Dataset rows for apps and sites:
Segment Open
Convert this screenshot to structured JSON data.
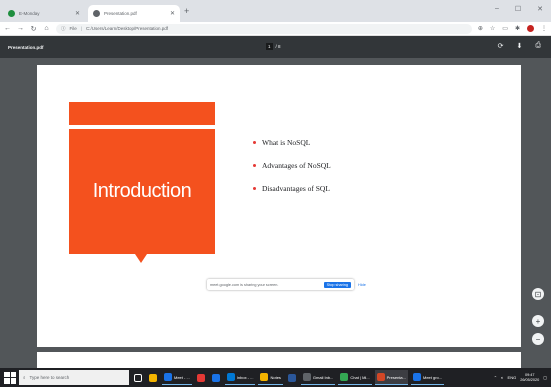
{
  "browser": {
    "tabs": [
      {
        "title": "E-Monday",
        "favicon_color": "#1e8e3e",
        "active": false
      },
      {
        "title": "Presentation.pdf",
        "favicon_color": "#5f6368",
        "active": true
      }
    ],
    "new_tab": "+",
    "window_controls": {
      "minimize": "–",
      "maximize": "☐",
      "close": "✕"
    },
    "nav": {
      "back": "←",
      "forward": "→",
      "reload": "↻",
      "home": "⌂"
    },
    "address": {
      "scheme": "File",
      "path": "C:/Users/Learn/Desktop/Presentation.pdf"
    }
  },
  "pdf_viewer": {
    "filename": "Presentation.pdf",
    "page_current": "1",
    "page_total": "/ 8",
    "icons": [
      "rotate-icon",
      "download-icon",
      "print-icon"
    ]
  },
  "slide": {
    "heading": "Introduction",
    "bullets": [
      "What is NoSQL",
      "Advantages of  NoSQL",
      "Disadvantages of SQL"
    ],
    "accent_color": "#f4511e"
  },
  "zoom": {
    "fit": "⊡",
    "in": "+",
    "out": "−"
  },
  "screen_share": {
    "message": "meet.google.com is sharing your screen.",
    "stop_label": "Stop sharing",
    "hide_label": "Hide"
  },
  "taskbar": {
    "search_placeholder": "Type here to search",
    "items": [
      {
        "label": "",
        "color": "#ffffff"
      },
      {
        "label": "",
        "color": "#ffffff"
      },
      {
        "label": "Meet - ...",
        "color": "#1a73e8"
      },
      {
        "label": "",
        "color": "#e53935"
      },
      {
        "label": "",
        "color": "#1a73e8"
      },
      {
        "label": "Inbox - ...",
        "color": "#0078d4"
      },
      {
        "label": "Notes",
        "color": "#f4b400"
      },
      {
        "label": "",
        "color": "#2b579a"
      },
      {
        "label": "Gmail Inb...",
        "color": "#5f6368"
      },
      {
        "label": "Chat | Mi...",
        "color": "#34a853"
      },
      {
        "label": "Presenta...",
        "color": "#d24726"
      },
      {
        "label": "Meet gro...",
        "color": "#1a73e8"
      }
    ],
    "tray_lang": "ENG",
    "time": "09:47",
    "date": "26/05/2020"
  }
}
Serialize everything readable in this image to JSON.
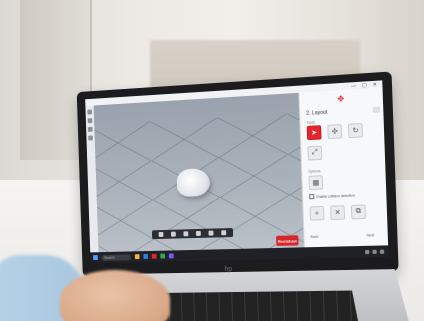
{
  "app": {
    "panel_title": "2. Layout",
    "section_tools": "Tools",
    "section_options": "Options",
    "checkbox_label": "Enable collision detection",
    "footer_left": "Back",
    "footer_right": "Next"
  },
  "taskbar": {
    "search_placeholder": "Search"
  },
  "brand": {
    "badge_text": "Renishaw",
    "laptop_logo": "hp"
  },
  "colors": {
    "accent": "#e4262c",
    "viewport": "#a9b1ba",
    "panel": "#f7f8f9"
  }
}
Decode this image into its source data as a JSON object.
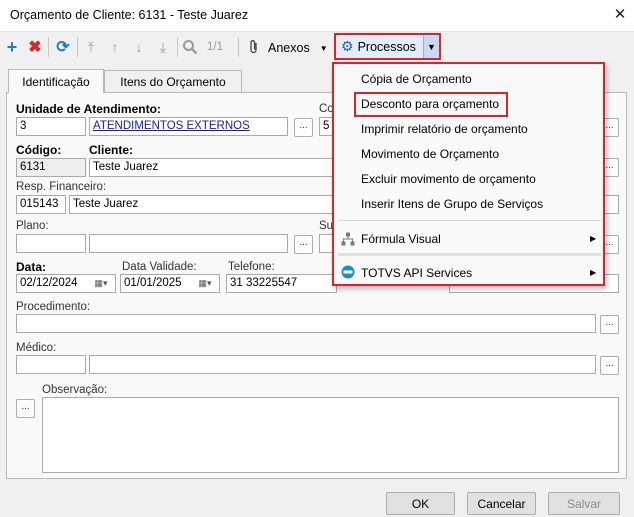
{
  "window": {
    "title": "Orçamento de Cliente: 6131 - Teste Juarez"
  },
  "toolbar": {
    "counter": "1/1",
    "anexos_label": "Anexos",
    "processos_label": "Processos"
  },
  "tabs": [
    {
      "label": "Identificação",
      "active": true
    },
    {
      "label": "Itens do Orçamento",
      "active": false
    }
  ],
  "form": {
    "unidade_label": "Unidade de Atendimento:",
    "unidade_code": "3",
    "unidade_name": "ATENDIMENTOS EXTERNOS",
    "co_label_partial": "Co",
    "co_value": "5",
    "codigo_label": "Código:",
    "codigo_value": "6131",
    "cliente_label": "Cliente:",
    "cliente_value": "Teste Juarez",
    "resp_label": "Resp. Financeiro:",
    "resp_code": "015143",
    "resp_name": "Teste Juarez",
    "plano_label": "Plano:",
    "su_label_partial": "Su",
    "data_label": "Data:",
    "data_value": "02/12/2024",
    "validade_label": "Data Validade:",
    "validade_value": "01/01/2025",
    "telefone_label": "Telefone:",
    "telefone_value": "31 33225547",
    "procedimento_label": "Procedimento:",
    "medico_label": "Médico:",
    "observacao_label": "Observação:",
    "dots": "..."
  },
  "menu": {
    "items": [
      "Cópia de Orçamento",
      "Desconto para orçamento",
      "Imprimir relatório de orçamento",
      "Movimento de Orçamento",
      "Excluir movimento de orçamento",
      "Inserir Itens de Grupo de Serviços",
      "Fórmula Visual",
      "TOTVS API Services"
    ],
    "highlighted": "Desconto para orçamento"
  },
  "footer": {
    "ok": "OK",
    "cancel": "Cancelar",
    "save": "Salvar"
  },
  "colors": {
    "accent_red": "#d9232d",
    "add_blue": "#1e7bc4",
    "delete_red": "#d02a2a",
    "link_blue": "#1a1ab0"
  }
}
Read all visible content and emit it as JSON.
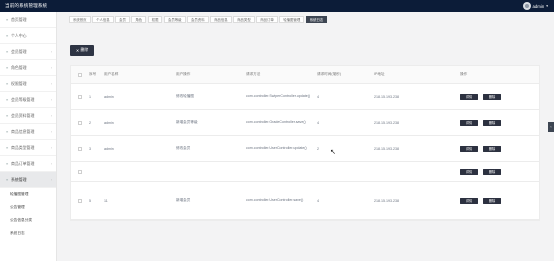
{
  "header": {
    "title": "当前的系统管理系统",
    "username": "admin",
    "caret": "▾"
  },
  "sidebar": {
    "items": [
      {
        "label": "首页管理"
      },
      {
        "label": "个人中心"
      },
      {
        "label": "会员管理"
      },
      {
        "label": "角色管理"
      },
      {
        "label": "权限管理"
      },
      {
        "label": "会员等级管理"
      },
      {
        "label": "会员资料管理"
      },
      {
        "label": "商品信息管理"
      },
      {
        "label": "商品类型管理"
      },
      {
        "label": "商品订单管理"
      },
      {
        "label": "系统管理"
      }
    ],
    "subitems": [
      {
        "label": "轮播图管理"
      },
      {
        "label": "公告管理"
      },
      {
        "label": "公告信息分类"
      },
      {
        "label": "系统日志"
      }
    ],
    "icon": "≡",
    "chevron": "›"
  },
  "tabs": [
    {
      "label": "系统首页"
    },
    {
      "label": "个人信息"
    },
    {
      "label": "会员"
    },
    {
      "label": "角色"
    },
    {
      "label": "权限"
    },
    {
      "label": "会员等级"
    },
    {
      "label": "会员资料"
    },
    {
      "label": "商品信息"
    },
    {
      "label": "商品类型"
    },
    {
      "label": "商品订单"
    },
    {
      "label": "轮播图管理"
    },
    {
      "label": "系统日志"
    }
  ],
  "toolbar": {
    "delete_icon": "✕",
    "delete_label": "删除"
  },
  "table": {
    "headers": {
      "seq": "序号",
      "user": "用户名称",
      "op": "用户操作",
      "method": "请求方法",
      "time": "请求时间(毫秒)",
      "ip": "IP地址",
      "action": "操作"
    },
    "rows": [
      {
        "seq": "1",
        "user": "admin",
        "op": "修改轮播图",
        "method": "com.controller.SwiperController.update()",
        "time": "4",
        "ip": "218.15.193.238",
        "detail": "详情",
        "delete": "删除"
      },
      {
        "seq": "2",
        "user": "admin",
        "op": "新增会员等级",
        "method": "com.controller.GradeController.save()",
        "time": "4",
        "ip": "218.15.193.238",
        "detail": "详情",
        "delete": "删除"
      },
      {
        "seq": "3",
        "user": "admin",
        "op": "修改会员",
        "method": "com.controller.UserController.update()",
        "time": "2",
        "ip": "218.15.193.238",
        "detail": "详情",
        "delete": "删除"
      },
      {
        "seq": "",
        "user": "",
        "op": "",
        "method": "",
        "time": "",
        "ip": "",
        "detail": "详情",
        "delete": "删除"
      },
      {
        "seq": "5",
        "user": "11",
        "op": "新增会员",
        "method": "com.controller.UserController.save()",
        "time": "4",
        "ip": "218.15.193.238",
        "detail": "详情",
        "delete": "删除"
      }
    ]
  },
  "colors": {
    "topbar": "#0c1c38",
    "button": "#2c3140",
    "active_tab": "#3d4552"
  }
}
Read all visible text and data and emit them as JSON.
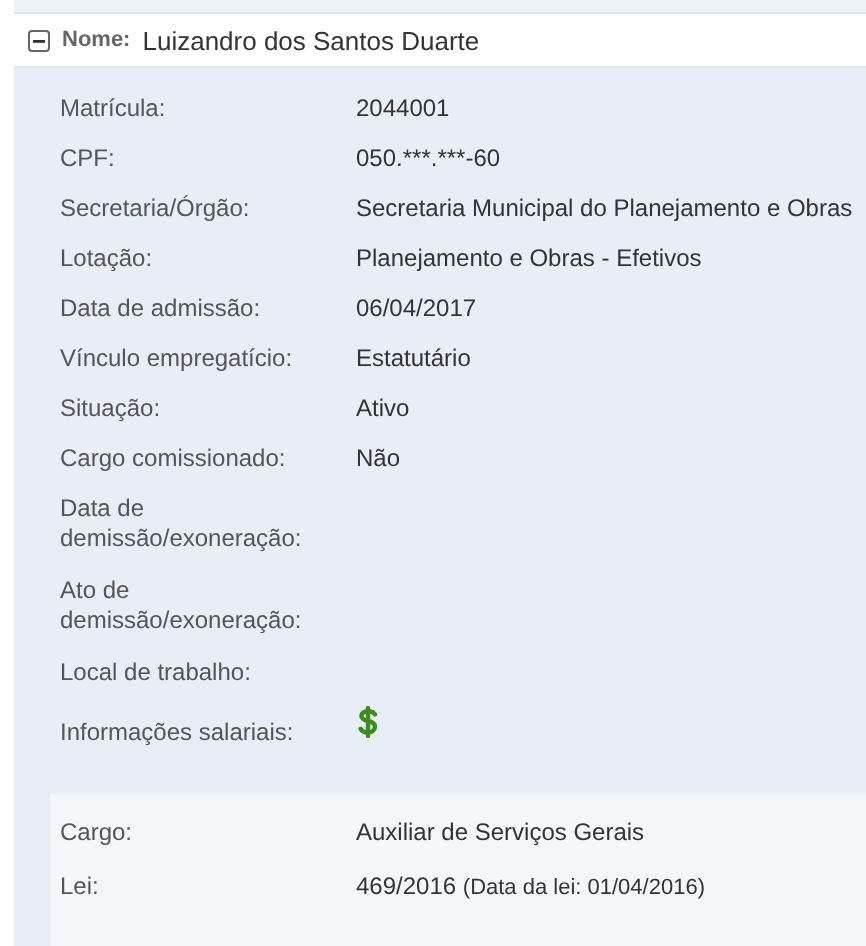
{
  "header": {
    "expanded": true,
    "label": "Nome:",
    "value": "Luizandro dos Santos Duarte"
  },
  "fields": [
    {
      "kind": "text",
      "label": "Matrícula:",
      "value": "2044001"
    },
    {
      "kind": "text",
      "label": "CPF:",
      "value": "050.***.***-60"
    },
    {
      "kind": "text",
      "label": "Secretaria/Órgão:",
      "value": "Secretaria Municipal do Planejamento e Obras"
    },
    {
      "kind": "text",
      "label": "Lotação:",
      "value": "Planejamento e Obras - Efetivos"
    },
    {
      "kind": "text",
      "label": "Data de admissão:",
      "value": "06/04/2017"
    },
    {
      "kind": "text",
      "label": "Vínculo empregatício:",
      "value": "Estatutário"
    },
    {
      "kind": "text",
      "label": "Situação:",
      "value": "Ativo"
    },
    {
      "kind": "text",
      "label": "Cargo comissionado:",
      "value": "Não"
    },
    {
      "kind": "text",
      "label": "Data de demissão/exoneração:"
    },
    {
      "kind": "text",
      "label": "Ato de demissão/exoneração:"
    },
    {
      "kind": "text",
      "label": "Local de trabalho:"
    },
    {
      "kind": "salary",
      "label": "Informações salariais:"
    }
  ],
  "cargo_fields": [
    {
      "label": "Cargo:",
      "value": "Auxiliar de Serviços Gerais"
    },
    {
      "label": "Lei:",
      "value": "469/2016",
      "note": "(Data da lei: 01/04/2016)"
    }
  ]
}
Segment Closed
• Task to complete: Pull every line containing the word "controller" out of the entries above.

• Result of this exercise:
        "method": "com.controller.SwiperController.update()",
        "method": "com.controller.GradeController.save()",
        "method": "com.controller.UserController.update()",
        "method": "com.controller.UserController.save()",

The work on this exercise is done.